As elected officials work accelerate new housing construction, new laws and directives make changes to discretionary review likely.
In the Haight-Ashbury neighborhood, the San Francisco Police Department prevents injection drug users from getting clean needles. That could violate the department’s own guidelines — and have deadly consequences.
Four years ago, Mokhtar Al-Khanshali had never tried good coffee. Now the Yemeni-American imports coffees consistently rated among the best in the world. As he helps to rebuild Yemen's coffee industry, he must return there often. In 2015, civl war broke out and he was forced to make a dangerous escape. But he kept going back. Today his coffees cross cultures, boundaries, and messy politics to bring people together over a wonderful experience.
As any regular rider knows, Muni does a lot to earn its status as the least reliable major transit system in America. For many of its 300,000 daily riders, the one thing that makes it workable is real-time arrival information accessed via websites, mobile apps, or NextBus displays at transit stops. But soon after the new year arrived, the system started showing wildly inaccurate information.
When you ride BART, there’s usually a moment when you look up from your phone and wonder, "Where am I?" But when train operators call out stops over the loudspeaker, they can be hard to hear. Sometimes they skip mentioning stops, too. It's a big problem for visually-impaired riders like Ruhama Veltfort. New trains will solve the problem with automated announcements, but the old trains won't be phased out until 2022.
San Francisco's population of injection drug users—estimated at 22,500—are more likely to contract HIV, hepatitis C, and skin infections, which are costly to treat. A new task force will look at whether the city should provide safe spaces for them to shoot up.
In 1954 a young architect named I.M. Pei stood before city officials and media to unveil his plans for Denver's first high-rise hotel complex. Pei, who would become one of the world's preeminent architects, pledged that no expense would be spared in order "to make Denver proud of the development."
It’s Pride week in San Francisco. This year, activities range from a barbecue for bisexuals to Friday’s trans march. The largest event is Sunday’s parade, and after political wins like gay marriage, the event has turned into a big party.
Corporate sponsors like Google, Whole Foods, and Bud Light have joined the fun, but that’s creating tension with activists.
Need a bag to pick up your dog’s poop? Don’t forget to bring your own because vandals destroyed all of the dispensers of free dog waste bags on Haight Street.
A recent story that violated good journalistic practices led to new calls to cut funding for California High-Speed Rail. I broke down the story’s sources. I asked media watchdogs to weigh in. And I talked to the reporter behind the problematic coverage.
It’s easy to spot Rick Griffith around town. The Denver-based graphic artist — with the scholarly spectacles, punk-rock roots and hair that soars like lightning bolts from the sides of an otherwise bald head — is a regular at local museums and coffeehouses where he often holds court with the city’s most arty crowds.

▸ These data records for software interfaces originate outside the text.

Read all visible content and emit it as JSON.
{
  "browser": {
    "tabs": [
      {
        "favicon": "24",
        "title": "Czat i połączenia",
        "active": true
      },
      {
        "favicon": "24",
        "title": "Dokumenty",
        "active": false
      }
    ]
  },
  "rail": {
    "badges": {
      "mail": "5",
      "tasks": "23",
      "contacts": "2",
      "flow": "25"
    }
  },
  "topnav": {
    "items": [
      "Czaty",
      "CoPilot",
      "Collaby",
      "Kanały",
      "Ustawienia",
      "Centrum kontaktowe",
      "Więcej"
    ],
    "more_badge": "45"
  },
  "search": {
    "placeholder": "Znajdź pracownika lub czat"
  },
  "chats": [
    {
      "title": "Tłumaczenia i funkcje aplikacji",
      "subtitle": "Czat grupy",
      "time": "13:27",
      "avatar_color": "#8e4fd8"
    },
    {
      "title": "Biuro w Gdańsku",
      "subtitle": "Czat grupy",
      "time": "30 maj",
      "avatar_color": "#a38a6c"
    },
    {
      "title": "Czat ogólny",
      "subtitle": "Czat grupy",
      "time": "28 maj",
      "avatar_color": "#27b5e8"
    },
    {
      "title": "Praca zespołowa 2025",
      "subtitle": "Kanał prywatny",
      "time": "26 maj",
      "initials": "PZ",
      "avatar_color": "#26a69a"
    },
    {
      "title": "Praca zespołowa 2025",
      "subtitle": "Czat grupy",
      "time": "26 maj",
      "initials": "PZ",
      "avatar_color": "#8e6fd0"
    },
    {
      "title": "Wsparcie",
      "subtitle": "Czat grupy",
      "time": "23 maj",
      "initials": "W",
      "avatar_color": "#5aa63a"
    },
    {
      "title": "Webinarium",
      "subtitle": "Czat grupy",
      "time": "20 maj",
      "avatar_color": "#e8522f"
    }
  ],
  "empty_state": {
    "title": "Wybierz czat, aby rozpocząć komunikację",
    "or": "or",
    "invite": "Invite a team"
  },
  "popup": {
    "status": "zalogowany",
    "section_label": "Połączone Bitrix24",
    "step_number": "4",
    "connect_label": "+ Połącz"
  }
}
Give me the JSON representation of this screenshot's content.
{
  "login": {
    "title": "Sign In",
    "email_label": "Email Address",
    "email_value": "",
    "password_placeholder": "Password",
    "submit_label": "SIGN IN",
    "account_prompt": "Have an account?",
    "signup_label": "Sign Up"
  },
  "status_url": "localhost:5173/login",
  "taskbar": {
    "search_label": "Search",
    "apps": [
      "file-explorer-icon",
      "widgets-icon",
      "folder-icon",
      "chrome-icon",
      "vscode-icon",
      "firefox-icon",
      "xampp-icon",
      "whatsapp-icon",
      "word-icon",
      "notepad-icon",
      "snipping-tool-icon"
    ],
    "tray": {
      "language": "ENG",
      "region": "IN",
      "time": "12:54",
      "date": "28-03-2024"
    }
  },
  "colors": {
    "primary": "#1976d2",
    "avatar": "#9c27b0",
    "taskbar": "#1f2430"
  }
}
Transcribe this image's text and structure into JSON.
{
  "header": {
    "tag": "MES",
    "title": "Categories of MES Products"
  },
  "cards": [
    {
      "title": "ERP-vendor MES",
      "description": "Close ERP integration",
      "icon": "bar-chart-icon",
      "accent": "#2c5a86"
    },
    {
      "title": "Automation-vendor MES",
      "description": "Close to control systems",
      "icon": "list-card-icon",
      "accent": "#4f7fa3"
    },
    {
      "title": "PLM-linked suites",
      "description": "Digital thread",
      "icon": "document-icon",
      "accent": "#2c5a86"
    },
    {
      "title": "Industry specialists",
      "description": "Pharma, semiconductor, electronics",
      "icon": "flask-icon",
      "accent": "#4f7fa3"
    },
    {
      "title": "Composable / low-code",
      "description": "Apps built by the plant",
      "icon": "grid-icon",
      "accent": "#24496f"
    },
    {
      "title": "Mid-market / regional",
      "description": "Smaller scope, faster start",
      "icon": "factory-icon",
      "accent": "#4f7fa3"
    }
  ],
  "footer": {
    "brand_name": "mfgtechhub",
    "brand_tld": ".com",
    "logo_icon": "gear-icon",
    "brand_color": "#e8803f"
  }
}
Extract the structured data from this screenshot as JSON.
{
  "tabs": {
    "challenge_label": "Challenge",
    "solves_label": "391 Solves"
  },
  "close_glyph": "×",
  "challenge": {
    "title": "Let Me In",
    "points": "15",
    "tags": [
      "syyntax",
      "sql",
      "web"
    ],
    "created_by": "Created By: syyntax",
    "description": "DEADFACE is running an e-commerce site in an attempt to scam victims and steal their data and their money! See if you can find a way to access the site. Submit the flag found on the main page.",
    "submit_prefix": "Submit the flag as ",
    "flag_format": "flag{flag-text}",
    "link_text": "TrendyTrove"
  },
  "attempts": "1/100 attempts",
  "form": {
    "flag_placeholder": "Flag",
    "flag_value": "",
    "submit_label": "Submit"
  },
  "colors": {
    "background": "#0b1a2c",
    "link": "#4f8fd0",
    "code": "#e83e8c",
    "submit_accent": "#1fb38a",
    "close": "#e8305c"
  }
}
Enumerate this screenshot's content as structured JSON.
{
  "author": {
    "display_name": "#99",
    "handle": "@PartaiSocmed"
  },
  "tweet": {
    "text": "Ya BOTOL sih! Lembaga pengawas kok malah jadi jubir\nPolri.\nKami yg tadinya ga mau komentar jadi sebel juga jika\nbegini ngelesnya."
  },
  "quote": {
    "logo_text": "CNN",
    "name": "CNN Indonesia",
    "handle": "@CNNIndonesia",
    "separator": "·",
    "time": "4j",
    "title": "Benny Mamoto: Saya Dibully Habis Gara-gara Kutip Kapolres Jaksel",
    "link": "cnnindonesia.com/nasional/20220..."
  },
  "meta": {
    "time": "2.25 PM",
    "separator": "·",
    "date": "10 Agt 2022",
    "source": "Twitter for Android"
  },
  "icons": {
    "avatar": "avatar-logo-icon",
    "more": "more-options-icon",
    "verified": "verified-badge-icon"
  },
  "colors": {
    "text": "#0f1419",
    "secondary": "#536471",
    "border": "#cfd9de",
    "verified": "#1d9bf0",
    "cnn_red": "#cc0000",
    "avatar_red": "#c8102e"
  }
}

In 1979, as the Islamic Revolution got started in Iran, Eddie Baba was just five years old. His father had just died and the family was Christian at a time when religious persecution seemed close at hand. With an older brother nearing the age when boys could be recruited into the army, Eddie’s mom feared for their safety.
San Francisco’s Haight-Ashbury district is one of the most left-leaning neighborhoods in one of the most politically progressive cities in America. Here, as we inaugurate a new president, many find the world that’s unfolding around us troubling.
But for all of the fear and anxiety, we had a look around the neighborhood and had no trouble finding people whose joy, optimism, and adorable smiles uplift the neighborhood.
Muni will carry 700,000 riders today, ranking it as the most heavily traveled transit system in the Bay Area. But as you read this, many buses and trains are at a standstill. They’re stopped as people fumble with dollar bills and coins to pay the fare, needlessly creating delays that our lurching transit system can’t afford. There are many ideas to speed up Muni, but one stands out as incredibly cheap and easy: offer a discount as an incentive for paying electronically rather than with cash.